Climate News in Brief: Coal to be phased out of Danish electricity production by 2030

In other stories, people are more afraid of climate change than terror and Denmark drops down climate change league table

At the international climate conference COP23 in Bonn, the Danish government announced today that it has joined the coalition pledged to phase coal out of energy production.

The coalition consists of 15 countries, with Canada and the UK at the forefront, reports DR Nyheder.

“The price of sustainable energy is falling rapidly and we’ve now reached a point where new offshore wind turbine parks are cheaper than coal-fired power stations in Denmark,” said the energy, climate and utilities minister, Lars Christian Lilleholt.

READ ALSO: New climate policy mechanisms a boon to Denmark’s CO2 reduction plans

If the goals set in Paris two years ago are to be met, the minister feels that concerted action is essential. “We have to set a good example. When we’re asking other countries around the world – not least, developing countries – to change over, it is important we are at the forefront.”

Figures from the UN environmental program show that last year, 1.55 trillion kroner was invested worldwide in new sustainable energy technology such as solar batteries and wind turbines. This is more than double the amount compared to 2006.

In Denmark, there are only three large coal-fired power stations remaining.

Climate change a greater threat than terrorism
A new survey from Edelman Intelligence on behalf of energy firm Ørsted shows that when it comes to acting on climate change, politicians are lagging far behind the general public. In 13 countries including Denmark, an average of 82 percent feel it is important to create a world powered exclusively by sustainable energy, DR Nyheder reports. In addition, in these countries, climate change is seen as a greater global threat than terrorism. In addition to Denmark, the list of the 13 countries comprises China, USA, Germany, France Canada, UK, Japan, South Korea, Poland, Sweden, Taiwan and the Netherlands. When asked who should do something about changing over to green energy to reduce CO2 emissions, those polled answered it was the responsibility of national governments, large companies and energy providers.

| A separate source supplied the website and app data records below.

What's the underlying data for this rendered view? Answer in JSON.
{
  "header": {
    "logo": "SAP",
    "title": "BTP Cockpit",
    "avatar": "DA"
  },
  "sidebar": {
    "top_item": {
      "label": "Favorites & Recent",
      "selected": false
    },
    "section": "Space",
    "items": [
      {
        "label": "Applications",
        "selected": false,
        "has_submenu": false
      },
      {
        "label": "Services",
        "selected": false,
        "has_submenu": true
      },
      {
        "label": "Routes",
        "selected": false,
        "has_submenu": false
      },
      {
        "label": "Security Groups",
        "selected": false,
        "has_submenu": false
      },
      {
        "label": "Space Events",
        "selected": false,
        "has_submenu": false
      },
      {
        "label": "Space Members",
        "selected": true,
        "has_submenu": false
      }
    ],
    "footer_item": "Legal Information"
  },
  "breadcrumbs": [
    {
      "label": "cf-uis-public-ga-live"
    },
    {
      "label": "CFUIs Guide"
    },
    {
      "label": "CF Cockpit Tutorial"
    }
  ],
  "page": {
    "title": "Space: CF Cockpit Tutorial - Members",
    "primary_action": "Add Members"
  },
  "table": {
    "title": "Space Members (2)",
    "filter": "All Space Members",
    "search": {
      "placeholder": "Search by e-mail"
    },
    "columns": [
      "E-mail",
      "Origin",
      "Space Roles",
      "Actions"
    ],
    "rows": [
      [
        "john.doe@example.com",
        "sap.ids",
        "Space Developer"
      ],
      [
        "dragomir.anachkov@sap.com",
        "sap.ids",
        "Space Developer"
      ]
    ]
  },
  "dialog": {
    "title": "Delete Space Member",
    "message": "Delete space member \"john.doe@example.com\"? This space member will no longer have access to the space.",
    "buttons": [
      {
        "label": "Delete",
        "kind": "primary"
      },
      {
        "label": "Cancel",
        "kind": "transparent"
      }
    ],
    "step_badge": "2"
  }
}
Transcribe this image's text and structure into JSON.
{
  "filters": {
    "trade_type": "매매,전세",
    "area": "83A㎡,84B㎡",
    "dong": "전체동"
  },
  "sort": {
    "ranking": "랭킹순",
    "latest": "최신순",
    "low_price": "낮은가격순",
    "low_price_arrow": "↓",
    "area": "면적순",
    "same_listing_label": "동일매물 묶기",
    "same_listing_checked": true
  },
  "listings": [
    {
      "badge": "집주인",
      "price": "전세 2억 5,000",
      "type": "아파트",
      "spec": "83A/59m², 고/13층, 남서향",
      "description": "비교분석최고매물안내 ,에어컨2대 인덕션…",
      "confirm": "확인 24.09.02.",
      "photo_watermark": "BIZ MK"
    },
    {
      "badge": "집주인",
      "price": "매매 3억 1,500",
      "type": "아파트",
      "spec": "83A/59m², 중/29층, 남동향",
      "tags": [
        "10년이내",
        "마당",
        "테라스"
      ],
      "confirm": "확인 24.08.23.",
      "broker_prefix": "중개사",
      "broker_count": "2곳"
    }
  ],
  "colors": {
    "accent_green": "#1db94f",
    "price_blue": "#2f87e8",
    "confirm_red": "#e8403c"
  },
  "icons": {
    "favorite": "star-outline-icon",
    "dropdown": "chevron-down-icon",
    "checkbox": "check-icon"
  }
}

Denmark down four places on climate change index
Denmark has dropped even further down the global league table when it comes to efforts on climate change. On the Climate Change Performance Index 2018 presented at COP23, Denmark had dropped down to number 17, reports DR Nyheder. Last year, Denmark went from a top placing down to number 13. The list is compiled by the German environmental group Germanwatch in collaboration with NewClimate Institute. It covers the 56 countries that are together responsible for over 90 percent of global CO2 emissions. Despite a relatively low placing when it comes to climate policy, Denmark is still riding high regarding sustainable energy.